The B.C. government says it’s still on board with building a high-speed rail service connecting Vancouver with Seattle and Portland.
In a news release Tuesday, the provincial government announced its investment of $300,000 in the next phase of the Ultra High-Speed Ground Transportation Project to study the feasibility of the line.
According to the government, high-speed trains travel as fast as 400 kilometres per hour — meaning travel times between Vancouver and Seattle could be cut from three hours to around 60 minutes.
“This proposal has the potential to significantly cut transportation time between Seattle and Vancouver — presenting new opportunities for clean economic growth, job creation and tourism throughout the region,” said Premier John Horgan.
Led by the Washington State Department of Transportation in partnership with B.C. and Oregon, the study will examine several things, including how the high-speed line will be paid for and connect with existing transportation networks.
So far, the study has found that the project would create 200,000 jobs and reduce up to six million tonnes of greenhouse gas in the first 40 years of operations, according to the government.
They say the project price tag, meanwhile, is estimated at $42 billion, though revenue should cover costs by 2055.
Washington Gov. Jay Inslee says a high-speed rail system will strengthen economic and cultural bonds and transform how people travel, while Rick Glumac, Premier’s Liaison for the State of Washington, highlights its “many benefits,” such as job creation.
“Following the success of initial reports, I am pleased by our government’s commitment to support the next phase of this project.
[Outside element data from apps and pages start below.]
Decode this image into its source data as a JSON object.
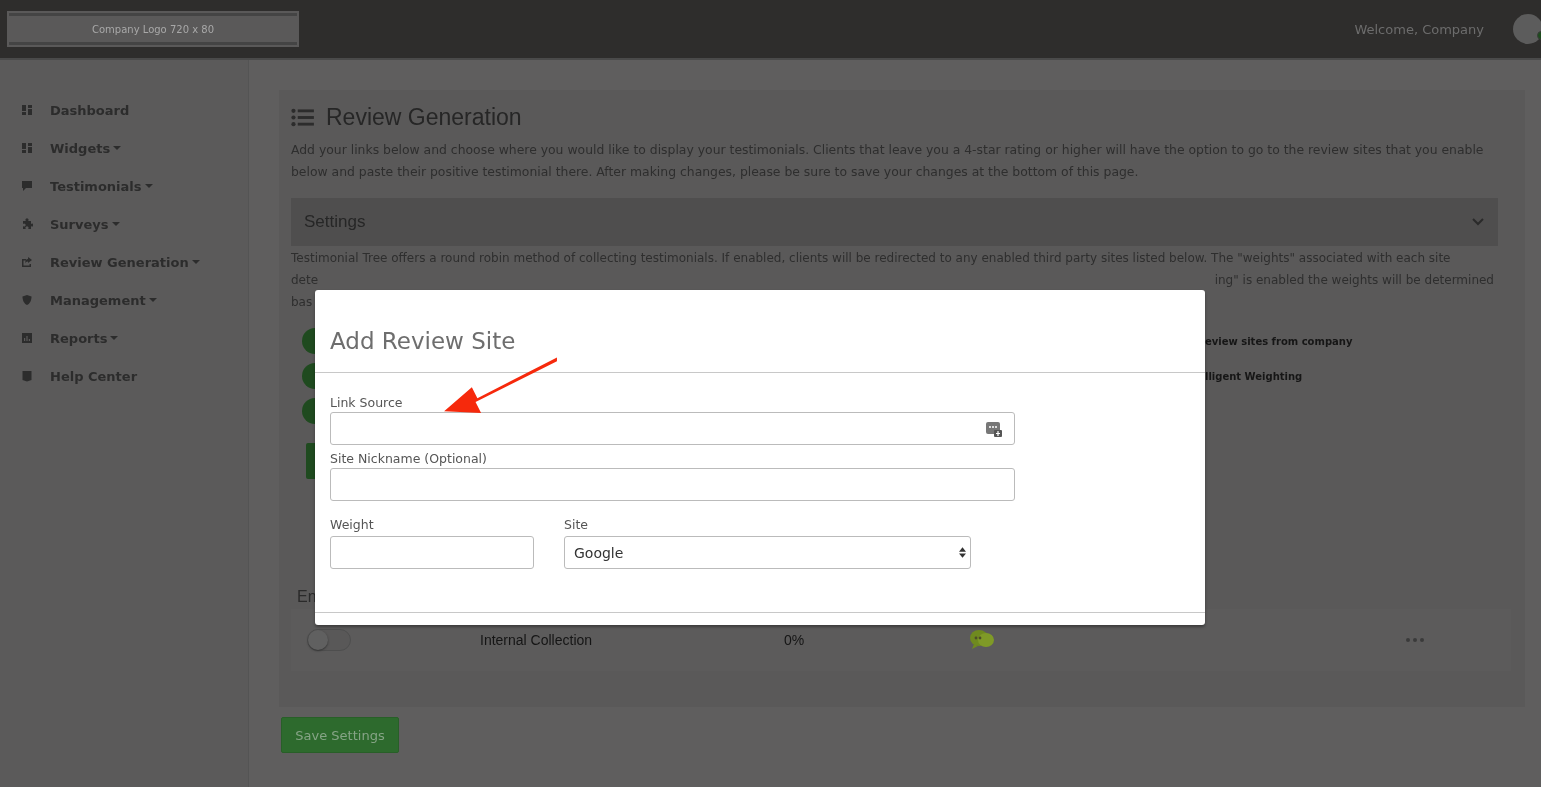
{
  "header": {
    "logo_text": "Company Logo 720 x 80",
    "welcome": "Welcome, Company",
    "avatar": {
      "online": true
    }
  },
  "sidebar": {
    "items": [
      {
        "label": "Dashboard",
        "dropdown": false
      },
      {
        "label": "Widgets",
        "dropdown": true
      },
      {
        "label": "Testimonials",
        "dropdown": true
      },
      {
        "label": "Surveys",
        "dropdown": true
      },
      {
        "label": "Review Generation",
        "dropdown": true
      },
      {
        "label": "Management",
        "dropdown": true
      },
      {
        "label": "Reports",
        "dropdown": true
      },
      {
        "label": "Help Center",
        "dropdown": false
      }
    ]
  },
  "page": {
    "title": "Review Generation",
    "intro": "Add your links below and choose where you would like to display your testimonials. Clients that leave you a 4-star rating or higher will have the option to go to the review sites that you enable below and paste their positive testimonial there. After making changes, please be sure to save your changes at the bottom of this page.",
    "settings": {
      "title": "Settings",
      "expanded": true,
      "description_fragments": [
        "Testimonial Tree offers a round robin method of collecting testimonials. If enabled, clients will be redirected to any enabled third party sites listed below. The \"weights\" associated with each site",
        "dete",
        "ing\" is enabled the weights will be determined",
        "bas"
      ],
      "options": [
        {
          "on": true,
          "text_fragment": "eview sites from company"
        },
        {
          "on": true,
          "text_fragment": "lligent Weighting"
        },
        {
          "on": true
        }
      ]
    },
    "table": {
      "header_fragment": "En",
      "rows": [
        {
          "enabled": false,
          "name": "Internal Collection",
          "weight": "0%"
        }
      ]
    },
    "save_button": "Save Settings"
  },
  "modal": {
    "title": "Add Review Site",
    "link_source": {
      "label": "Link Source"
    },
    "nickname": {
      "label": "Site Nickname (Optional)"
    },
    "weight": {
      "label": "Weight"
    },
    "site": {
      "label": "Site",
      "value": "Google"
    }
  }
}
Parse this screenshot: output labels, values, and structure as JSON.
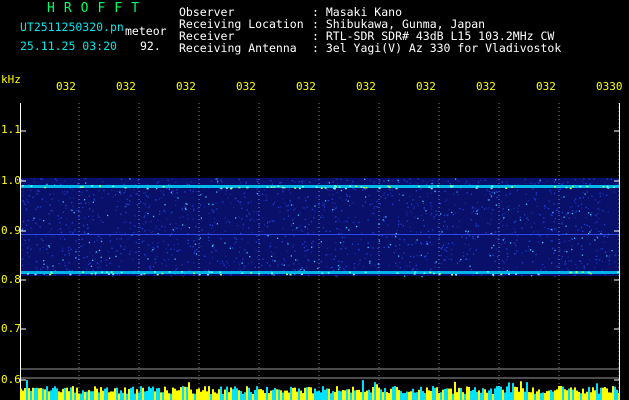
{
  "header": {
    "brand": "HROFFT",
    "filename": "UT2511250320.pn",
    "tag": "meteor",
    "datetime": "25.11.25 03:20",
    "count": "92.",
    "fields": [
      {
        "label": "Observer",
        "value": ": Masaki Kano"
      },
      {
        "label": "Receiving Location",
        "value": ": Shibukawa, Gunma, Japan"
      },
      {
        "label": "Receiver",
        "value": ": RTL-SDR SDR# 43dB L15 103.2MHz CW"
      },
      {
        "label": "Receiving Antenna",
        "value": ": 3el Yagi(V) Az 330 for Vladivostok"
      }
    ]
  },
  "axis": {
    "unit": "kHz",
    "y_ticks": [
      "1.1",
      "1.0",
      "0.9",
      "0.8",
      "0.7",
      "0.6"
    ],
    "time_ticks": [
      "032",
      "032",
      "032",
      "032",
      "032",
      "032",
      "032",
      "032",
      "032",
      "0330"
    ]
  },
  "colors": {
    "background": "#000000",
    "grid": "#ffffff",
    "signal_strong": "#00ffff",
    "signal_weak": "#0000aa",
    "level": "#ffff00"
  }
}
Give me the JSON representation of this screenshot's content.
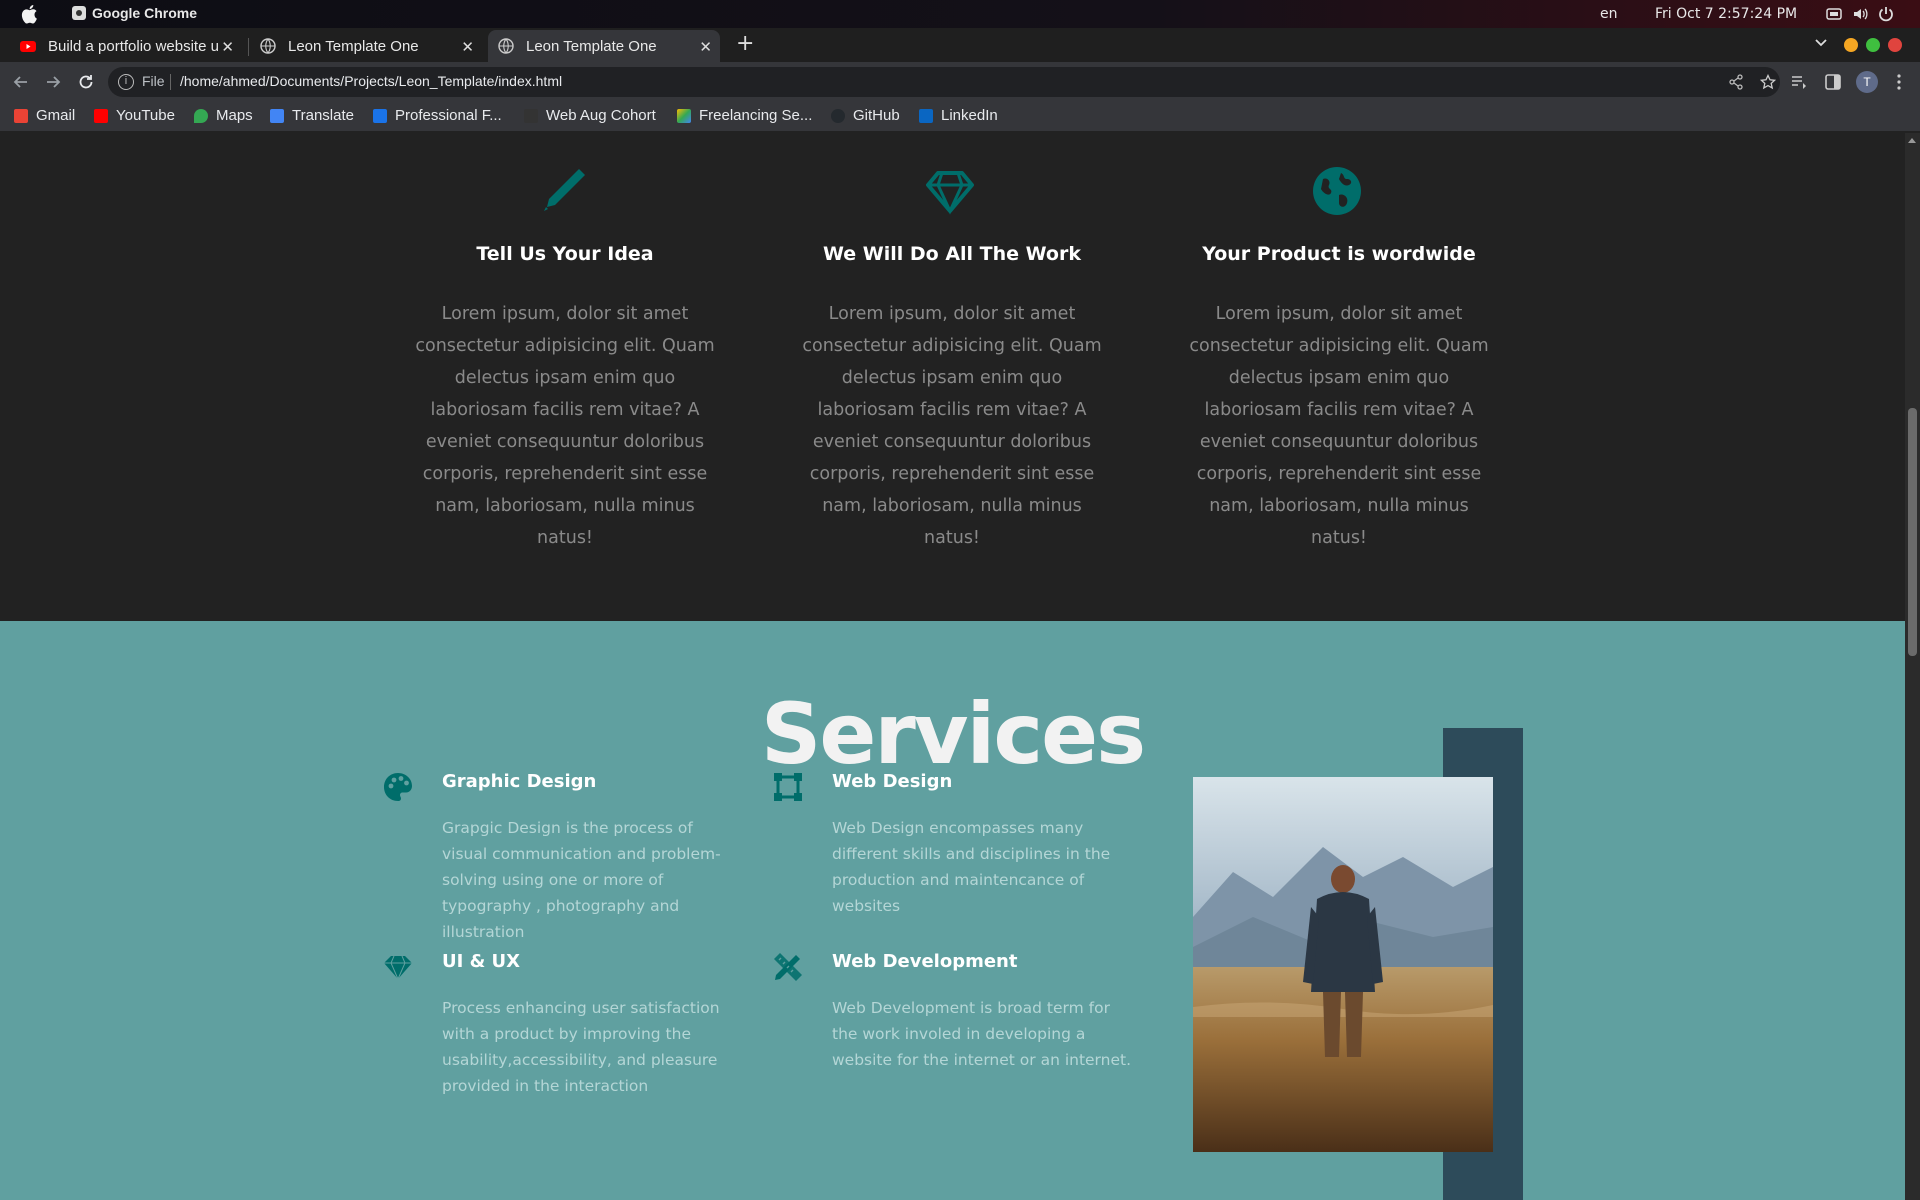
{
  "os": {
    "app_name": "Google Chrome",
    "lang": "en",
    "datetime": "Fri Oct 7   2:57:24 PM"
  },
  "tabs": [
    {
      "title": "Build a portfolio website u",
      "favicon": "youtube-icon"
    },
    {
      "title": "Leon Template One",
      "favicon": "globe-icon"
    },
    {
      "title": "Leon Template One",
      "favicon": "globe-icon"
    }
  ],
  "address": {
    "scheme_label": "File",
    "url": "/home/ahmed/Documents/Projects/Leon_Template/index.html",
    "profile_initial": "T"
  },
  "bookmarks": [
    {
      "label": "Gmail",
      "color": "#ea4335"
    },
    {
      "label": "YouTube",
      "color": "#ff0000"
    },
    {
      "label": "Maps",
      "color": "#34a853"
    },
    {
      "label": "Translate",
      "color": "#4285f4"
    },
    {
      "label": "Professional F...",
      "color": "#1a73e8"
    },
    {
      "label": "Web Aug Cohort",
      "color": "#333333"
    },
    {
      "label": "Freelancing Se...",
      "color": "#fbbc04"
    },
    {
      "label": "GitHub",
      "color": "#24292e"
    },
    {
      "label": "LinkedIn",
      "color": "#0a66c2"
    }
  ],
  "features": [
    {
      "icon": "pen-icon",
      "title": "Tell Us Your Idea",
      "text": "Lorem ipsum, dolor sit amet consectetur adipisicing elit. Quam delectus ipsam enim quo laboriosam facilis rem vitae? A eveniet consequuntur doloribus corporis, reprehenderit sint esse nam, laboriosam, nulla minus natus!"
    },
    {
      "icon": "gem-icon",
      "title": "We Will Do All The Work",
      "text": "Lorem ipsum, dolor sit amet consectetur adipisicing elit. Quam delectus ipsam enim quo laboriosam facilis rem vitae? A eveniet consequuntur doloribus corporis, reprehenderit sint esse nam, laboriosam, nulla minus natus!"
    },
    {
      "icon": "globe-icon",
      "title": "Your Product is wordwide",
      "text": "Lorem ipsum, dolor sit amet consectetur adipisicing elit. Quam delectus ipsam enim quo laboriosam facilis rem vitae? A eveniet consequuntur doloribus corporis, reprehenderit sint esse nam, laboriosam, nulla minus natus!"
    }
  ],
  "services": {
    "title": "Services",
    "items": [
      {
        "icon": "palette-icon",
        "title": "Graphic Design",
        "desc": "Grapgic Design is the process of visual communication and problem-solving using one or more of typography , photography and illustration"
      },
      {
        "icon": "vector-square-icon",
        "title": "Web Design",
        "desc": "Web Design encompasses many different skills and disciplines in the production and maintencance of websites"
      },
      {
        "icon": "gem-icon",
        "title": "UI & UX",
        "desc": "Process enhancing user satisfaction with a product by improving the usability,accessibility, and pleasure provided in the interaction"
      },
      {
        "icon": "pencil-ruler-icon",
        "title": "Web Development",
        "desc": "Web Development is broad term for the work involed in developing a website for the internet or an internet."
      }
    ]
  },
  "colors": {
    "accent": "#006d6a",
    "dark_bg": "#222222",
    "services_bg": "#60a0a0",
    "photo_frame": "#2d4b5a"
  }
}
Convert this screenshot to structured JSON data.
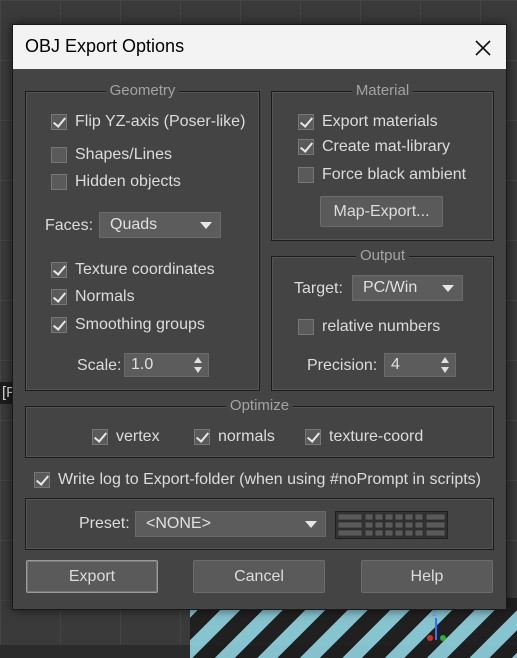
{
  "dialog": {
    "title": "OBJ Export Options"
  },
  "viewport": {
    "left_label": "[F"
  },
  "geometry": {
    "legend": "Geometry",
    "flip_yz": {
      "label": "Flip YZ-axis (Poser-like)",
      "checked": true
    },
    "shapes_lines": {
      "label": "Shapes/Lines",
      "checked": false
    },
    "hidden_objects": {
      "label": "Hidden objects",
      "checked": false
    },
    "faces_label": "Faces:",
    "faces_value": "Quads",
    "texture_coordinates": {
      "label": "Texture coordinates",
      "checked": true
    },
    "normals": {
      "label": "Normals",
      "checked": true
    },
    "smoothing_groups": {
      "label": "Smoothing groups",
      "checked": true
    },
    "scale_label": "Scale:",
    "scale_value": "1.0"
  },
  "material": {
    "legend": "Material",
    "export_materials": {
      "label": "Export materials",
      "checked": true
    },
    "create_mat_library": {
      "label": "Create mat-library",
      "checked": true
    },
    "force_black_ambient": {
      "label": "Force black ambient",
      "checked": false
    },
    "map_export_button": "Map-Export..."
  },
  "output": {
    "legend": "Output",
    "target_label": "Target:",
    "target_value": "PC/Win",
    "relative_numbers": {
      "label": "relative numbers",
      "checked": false
    },
    "precision_label": "Precision:",
    "precision_value": "4"
  },
  "optimize": {
    "legend": "Optimize",
    "vertex": {
      "label": "vertex",
      "checked": true
    },
    "normals": {
      "label": "normals",
      "checked": true
    },
    "texture_coord": {
      "label": "texture-coord",
      "checked": true
    }
  },
  "write_log": {
    "label": "Write log to Export-folder (when using #noPrompt in scripts)",
    "checked": true
  },
  "preset": {
    "label": "Preset:",
    "value": "<NONE>"
  },
  "buttons": {
    "export": "Export",
    "cancel": "Cancel",
    "help": "Help"
  },
  "colors": {
    "dialog_bg": "#444444",
    "titlebar_bg": "#f3f3f3",
    "text": "#dcdcdc",
    "legend_text": "#a3a3a3",
    "viewport_stripe": "#8fd3e0"
  },
  "icons": {
    "close": "close-icon",
    "check": "checkmark-icon",
    "dropdown": "chevron-down-icon",
    "spinner": "spinner-arrows-icon",
    "preset_grid": "preset-grid-icon",
    "axis_gizmo": "axis-gizmo-icon"
  }
}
I look forward to working closely with my contacts south of the border on this exciting opportunity,” added Glumac.
On Oct. 10, 2018, Premier Horgan and Gov. Inslee signed a memorandum of understanding (MOU) to collaborate to grow the region’s innovation economy, protect the environment, promote trade and improve transportation connectivity.
In November 2021, a new MOU between B.C., Washington and Oregon committed the parties to continue advancing these activities.
Washington state has approved $4 million USD ($5.27 million CAD) in funding to advance the next phase of the study, while B.C. has provided $300,000 toward each of the previous two studies, completed in 2019 and 2020.